May 3rd, 2013
My experience as a Glass Explorer has been rather unique, and I’m really excited that I can finally tell you about it. To help set the context, you may want to watch the video below.
It all started with a rather unbelievable invitation – “Would you be willing to bring Glass to CERN and visit the Large Hadron Collider?” Of course I said yes (!) and over the next several weeks a plan emerged that would bring me and my family to Geneva, Switzerland.
As a physics teacher, visiting the world’s largest particle accelerator was a dream come true. As an online physics teacher, I knew that Glass could help me turn this into a once-in-a-lifetime learning opportunity for my students.
I received my Glass device a few days before the trip, and I quickly became acquainted with it – it turns out that traveling with Glass is actually super fun (I highly recommend it)!
A trip to CERN means a flight to Switzerland, which represented many firsts for our family – my wife’s first international flight, our first flight with our two kids, and my first time drinking Swiss Miss with the Swiss (again, I highly recommend it).
The day visiting the Large Hadron Collider was incredible. Starting early in the morning, we visited the CMS detector, ATLAS, and then the LHC tunnel. The two main detectors are housed in enormous caverns – the scale is truly difficult to comprehend. Looking at these incredible machines, I just couldn’t help but marvel at all the effort that went into designing, constructing, and running the enormously complex equipment.

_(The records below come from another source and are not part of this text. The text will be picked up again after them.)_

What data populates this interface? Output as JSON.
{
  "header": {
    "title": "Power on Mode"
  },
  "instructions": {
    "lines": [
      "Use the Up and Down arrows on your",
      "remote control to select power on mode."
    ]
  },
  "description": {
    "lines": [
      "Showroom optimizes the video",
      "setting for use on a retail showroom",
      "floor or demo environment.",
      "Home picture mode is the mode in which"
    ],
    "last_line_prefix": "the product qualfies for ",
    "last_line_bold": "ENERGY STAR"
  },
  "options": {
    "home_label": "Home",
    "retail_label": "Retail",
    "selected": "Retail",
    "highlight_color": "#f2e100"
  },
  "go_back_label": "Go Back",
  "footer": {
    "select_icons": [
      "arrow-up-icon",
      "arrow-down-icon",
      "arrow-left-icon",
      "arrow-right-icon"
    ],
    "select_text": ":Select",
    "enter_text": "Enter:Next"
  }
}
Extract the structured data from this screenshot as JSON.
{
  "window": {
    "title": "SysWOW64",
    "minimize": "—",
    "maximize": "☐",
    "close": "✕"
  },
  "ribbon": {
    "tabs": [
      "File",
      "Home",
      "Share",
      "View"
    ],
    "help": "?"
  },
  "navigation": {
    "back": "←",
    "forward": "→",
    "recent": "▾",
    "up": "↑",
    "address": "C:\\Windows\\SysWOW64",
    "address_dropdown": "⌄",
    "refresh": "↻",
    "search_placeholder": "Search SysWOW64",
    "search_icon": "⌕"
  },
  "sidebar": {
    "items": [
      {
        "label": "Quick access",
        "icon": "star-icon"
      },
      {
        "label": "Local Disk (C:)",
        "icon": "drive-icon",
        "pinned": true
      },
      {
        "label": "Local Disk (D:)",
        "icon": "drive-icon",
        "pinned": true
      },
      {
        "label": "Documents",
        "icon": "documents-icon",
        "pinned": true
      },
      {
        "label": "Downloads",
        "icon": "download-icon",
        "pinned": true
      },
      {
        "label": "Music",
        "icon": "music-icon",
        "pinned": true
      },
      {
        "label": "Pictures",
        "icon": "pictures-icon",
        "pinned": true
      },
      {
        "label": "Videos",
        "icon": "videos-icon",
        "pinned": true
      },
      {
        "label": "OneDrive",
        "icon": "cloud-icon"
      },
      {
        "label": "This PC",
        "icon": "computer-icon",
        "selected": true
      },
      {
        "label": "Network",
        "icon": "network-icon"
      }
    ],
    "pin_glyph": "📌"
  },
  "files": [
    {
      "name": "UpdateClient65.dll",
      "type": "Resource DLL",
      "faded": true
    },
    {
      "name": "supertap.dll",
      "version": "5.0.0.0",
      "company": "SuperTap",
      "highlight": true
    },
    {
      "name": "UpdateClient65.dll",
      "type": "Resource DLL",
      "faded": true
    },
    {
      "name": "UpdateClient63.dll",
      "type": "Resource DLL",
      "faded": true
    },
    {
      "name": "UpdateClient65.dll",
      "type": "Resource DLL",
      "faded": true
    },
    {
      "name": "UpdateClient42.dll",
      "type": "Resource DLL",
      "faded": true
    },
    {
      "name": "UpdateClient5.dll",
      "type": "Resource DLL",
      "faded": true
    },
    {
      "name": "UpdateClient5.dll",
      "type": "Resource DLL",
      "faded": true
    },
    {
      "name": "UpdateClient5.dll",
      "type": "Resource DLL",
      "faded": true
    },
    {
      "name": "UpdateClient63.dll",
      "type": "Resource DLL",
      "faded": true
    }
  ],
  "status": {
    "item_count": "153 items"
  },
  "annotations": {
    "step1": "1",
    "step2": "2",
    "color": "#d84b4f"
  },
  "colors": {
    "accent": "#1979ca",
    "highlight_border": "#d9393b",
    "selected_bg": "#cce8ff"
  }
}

The highlight of the visit, though, has to be our time spent in the Large Hadron Collider tunnel. Access to the tunnel is very restricted and even fewer people get to actually bike in the tunnel. In fact, less people have biked in the LHC tunnel than have climbed Mount Everest! Needless to say, I’m the first person who has ever taught a science class from inside the LHC tunnel. Seeing just a small portion of the whole loop, I was overwhelmed by the size of it all. The fact that I was able to share this experience with students, even answering their questions in real-time, is simply mind-blowing.
Throughout our visit to CERN, we were welcomed by many scientists and staff – they were all simply fantastic, and I am so grateful that they took the time to patiently answer my questions and show me around their impressive facility.
Ok, so what have I learned from this experience? Here are a few thoughts:
- Put yourself out there. Had I not applied to be a Glass Explorer, I never would have been invited to such a once-in-a-lifetime experience.
- Human ingenuity is awe-inspiring. During this adventure, I directly experienced two impressive technological achievements (although at very different scales). Both the LHC and Glass were made by teams of scientists and engineers working to achieve a seemingly-impossible goal. The human mind’s capacity for creativity is truly worthy of awe.
- It’s not about the technology. As an online teacher, I frequently say, “It’s not about the technology, but what you can do with it.” We have now reached an inflection point in the evolution of technology where each new advance means we see technology less and can do more with it. What a tremendously exciting time to be in education!